[Data excerpts]
· · ·
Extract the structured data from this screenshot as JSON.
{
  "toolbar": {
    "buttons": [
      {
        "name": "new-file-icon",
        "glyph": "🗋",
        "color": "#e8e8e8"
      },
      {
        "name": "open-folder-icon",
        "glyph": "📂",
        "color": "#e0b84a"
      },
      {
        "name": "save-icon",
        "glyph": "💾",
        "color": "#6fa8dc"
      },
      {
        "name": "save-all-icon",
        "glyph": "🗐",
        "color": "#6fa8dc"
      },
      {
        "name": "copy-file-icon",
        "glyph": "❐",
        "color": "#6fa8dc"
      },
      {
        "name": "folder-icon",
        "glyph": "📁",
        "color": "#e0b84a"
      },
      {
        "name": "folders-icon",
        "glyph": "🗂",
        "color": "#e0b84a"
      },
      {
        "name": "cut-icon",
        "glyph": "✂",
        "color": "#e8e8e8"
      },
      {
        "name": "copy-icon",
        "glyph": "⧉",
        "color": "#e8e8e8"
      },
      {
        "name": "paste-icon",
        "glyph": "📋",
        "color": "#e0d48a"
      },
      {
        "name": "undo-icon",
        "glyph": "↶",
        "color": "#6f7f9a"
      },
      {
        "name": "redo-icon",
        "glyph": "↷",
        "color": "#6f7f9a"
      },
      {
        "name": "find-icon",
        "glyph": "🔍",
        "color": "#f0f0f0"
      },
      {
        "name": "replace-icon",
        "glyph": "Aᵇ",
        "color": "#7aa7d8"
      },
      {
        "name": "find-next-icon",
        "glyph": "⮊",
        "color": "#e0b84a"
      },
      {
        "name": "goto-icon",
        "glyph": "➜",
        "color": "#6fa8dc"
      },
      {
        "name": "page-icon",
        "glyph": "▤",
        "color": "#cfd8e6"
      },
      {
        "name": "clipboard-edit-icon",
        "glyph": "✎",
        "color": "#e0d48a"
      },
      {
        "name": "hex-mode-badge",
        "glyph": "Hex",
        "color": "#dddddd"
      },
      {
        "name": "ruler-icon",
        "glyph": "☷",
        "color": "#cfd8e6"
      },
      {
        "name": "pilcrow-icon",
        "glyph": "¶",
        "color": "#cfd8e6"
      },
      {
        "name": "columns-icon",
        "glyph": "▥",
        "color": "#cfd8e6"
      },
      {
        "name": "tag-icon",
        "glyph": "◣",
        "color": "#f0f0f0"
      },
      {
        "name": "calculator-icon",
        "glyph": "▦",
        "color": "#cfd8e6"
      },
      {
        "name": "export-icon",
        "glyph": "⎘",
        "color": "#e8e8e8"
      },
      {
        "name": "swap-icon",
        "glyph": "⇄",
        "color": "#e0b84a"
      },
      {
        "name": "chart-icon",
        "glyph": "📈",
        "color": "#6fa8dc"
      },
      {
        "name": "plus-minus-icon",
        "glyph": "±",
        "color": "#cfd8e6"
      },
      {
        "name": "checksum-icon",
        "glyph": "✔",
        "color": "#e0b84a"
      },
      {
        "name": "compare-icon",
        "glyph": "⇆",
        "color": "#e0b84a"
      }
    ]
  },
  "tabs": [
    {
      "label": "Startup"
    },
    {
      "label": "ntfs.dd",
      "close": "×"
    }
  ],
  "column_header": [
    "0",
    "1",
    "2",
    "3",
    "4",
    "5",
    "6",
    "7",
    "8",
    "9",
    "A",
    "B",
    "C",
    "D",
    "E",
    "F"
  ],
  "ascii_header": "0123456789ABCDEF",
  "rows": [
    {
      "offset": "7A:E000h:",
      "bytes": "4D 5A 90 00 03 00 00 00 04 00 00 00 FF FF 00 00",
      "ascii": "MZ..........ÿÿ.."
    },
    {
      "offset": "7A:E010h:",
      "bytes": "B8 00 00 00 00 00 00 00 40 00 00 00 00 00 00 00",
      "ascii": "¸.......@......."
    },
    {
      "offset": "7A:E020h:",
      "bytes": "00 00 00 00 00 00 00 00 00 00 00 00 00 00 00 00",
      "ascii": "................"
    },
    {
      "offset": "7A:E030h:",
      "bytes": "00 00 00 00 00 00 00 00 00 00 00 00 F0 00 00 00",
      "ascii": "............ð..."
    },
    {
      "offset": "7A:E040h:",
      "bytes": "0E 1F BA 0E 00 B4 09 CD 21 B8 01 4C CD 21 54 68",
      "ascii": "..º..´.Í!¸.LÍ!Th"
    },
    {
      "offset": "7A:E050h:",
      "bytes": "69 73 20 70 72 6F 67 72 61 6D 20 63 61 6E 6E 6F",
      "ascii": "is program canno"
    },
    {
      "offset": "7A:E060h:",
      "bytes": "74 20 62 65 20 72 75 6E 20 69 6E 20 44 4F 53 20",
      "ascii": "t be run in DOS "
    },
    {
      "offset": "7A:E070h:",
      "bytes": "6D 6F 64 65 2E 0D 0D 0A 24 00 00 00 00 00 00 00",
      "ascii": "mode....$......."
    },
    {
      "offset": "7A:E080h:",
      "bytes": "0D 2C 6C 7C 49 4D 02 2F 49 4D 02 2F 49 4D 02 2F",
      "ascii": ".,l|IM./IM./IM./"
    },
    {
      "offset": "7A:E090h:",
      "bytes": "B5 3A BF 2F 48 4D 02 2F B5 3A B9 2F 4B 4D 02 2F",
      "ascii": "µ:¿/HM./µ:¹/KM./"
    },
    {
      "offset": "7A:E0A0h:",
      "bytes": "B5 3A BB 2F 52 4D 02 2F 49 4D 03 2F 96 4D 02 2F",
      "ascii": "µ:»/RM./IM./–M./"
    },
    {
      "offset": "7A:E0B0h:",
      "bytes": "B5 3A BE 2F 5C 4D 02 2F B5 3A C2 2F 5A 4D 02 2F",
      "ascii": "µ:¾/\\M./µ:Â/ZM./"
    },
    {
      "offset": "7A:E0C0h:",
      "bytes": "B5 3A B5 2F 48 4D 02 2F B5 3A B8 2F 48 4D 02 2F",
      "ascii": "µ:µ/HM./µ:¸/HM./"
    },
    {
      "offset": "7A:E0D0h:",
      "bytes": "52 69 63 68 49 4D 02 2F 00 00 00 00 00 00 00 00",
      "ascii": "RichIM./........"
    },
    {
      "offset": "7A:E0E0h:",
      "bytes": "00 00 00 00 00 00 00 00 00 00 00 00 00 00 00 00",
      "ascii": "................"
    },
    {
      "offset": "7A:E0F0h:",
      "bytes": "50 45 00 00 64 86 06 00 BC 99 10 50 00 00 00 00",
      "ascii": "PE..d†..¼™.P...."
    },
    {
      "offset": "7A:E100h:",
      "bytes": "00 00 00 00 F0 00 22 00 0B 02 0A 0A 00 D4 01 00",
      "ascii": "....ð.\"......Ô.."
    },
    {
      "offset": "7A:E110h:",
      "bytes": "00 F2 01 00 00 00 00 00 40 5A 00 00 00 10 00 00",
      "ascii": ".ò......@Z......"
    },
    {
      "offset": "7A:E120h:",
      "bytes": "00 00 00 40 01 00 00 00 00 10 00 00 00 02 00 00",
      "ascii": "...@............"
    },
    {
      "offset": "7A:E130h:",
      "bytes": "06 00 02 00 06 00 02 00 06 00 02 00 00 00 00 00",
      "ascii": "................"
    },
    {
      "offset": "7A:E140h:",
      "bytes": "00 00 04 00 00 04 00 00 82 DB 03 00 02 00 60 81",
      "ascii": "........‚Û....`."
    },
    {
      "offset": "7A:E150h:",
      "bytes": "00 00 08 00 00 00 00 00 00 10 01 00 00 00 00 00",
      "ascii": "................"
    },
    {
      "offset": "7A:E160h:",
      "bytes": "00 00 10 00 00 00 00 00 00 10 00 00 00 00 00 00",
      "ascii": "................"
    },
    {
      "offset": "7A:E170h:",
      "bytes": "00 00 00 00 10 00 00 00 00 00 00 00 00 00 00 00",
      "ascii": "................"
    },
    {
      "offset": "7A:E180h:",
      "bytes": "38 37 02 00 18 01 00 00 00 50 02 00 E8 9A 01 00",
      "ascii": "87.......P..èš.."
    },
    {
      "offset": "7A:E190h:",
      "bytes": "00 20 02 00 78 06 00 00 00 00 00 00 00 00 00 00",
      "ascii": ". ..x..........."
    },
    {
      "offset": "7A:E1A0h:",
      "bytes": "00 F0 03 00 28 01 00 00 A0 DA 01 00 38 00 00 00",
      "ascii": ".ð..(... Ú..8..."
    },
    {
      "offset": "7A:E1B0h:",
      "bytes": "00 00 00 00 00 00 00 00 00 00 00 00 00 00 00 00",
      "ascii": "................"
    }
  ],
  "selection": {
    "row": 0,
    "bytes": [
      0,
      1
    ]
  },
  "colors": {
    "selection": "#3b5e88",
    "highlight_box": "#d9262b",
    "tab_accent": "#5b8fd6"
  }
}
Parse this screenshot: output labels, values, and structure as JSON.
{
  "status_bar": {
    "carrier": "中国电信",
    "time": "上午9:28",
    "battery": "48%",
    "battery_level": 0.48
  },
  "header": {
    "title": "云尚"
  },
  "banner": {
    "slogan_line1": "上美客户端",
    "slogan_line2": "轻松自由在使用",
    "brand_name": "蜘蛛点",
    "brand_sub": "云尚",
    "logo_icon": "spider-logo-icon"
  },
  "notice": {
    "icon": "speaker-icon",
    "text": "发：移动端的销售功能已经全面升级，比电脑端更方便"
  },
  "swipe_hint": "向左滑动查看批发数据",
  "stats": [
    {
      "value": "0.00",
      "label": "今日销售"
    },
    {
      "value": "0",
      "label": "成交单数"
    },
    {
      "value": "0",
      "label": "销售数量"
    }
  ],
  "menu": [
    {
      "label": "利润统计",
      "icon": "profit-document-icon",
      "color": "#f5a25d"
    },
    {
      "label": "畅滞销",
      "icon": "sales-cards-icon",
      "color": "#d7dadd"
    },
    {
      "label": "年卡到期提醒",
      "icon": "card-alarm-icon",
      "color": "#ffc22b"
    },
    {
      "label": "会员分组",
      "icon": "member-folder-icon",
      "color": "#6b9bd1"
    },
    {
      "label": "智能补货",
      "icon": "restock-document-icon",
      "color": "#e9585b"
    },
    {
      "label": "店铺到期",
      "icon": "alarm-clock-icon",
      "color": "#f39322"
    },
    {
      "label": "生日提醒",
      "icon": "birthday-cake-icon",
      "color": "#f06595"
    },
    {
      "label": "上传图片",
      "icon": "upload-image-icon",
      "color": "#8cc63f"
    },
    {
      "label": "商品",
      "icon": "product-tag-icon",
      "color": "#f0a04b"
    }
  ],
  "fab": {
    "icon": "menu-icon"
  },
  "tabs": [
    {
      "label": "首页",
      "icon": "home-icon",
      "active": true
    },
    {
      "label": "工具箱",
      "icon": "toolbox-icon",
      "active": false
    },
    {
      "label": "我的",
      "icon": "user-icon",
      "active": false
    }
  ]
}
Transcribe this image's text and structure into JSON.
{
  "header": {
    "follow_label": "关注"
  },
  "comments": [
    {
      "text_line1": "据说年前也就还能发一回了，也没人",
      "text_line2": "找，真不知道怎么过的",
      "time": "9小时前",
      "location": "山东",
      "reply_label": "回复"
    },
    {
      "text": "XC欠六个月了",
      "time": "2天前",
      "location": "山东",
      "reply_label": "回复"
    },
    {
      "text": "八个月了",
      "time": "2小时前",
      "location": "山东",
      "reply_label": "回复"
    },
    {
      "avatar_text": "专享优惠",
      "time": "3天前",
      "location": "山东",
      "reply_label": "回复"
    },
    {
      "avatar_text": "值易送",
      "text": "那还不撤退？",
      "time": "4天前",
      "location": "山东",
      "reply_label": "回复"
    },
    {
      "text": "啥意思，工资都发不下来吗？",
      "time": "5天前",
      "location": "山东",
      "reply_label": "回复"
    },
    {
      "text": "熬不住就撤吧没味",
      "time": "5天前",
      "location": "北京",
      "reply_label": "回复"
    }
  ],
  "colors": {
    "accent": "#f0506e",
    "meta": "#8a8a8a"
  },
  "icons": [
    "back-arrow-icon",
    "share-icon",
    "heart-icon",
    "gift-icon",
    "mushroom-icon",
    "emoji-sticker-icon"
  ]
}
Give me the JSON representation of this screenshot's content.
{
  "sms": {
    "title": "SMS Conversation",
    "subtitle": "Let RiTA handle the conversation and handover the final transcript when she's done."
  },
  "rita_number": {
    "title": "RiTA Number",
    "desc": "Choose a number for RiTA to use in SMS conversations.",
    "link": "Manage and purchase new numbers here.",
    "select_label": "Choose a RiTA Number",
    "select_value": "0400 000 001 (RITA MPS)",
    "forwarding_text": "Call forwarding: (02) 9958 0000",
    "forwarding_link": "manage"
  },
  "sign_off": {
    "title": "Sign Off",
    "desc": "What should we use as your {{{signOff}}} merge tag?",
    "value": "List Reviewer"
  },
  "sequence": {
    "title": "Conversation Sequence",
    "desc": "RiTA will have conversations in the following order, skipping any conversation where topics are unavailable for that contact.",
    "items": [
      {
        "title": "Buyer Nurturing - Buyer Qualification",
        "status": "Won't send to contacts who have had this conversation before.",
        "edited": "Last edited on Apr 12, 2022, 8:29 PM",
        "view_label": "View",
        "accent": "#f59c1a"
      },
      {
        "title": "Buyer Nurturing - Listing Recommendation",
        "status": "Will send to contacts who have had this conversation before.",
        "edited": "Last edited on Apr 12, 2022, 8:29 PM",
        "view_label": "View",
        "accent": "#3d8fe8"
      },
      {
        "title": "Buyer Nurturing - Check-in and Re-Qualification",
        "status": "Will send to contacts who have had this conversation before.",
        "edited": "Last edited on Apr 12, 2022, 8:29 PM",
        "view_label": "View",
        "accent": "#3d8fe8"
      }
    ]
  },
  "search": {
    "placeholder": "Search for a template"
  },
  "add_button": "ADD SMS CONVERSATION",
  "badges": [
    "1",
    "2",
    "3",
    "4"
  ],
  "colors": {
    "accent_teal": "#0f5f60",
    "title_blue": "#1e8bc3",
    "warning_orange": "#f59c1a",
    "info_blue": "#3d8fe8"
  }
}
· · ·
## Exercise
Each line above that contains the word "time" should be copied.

## Exercise result
    "time": "上午9:28",
      "time": "9小时前",
      "time": "2天前",
      "time": "2小时前",
      "time": "3天前",
      "time": "4天前",
      "time": "5天前",
      "time": "5天前",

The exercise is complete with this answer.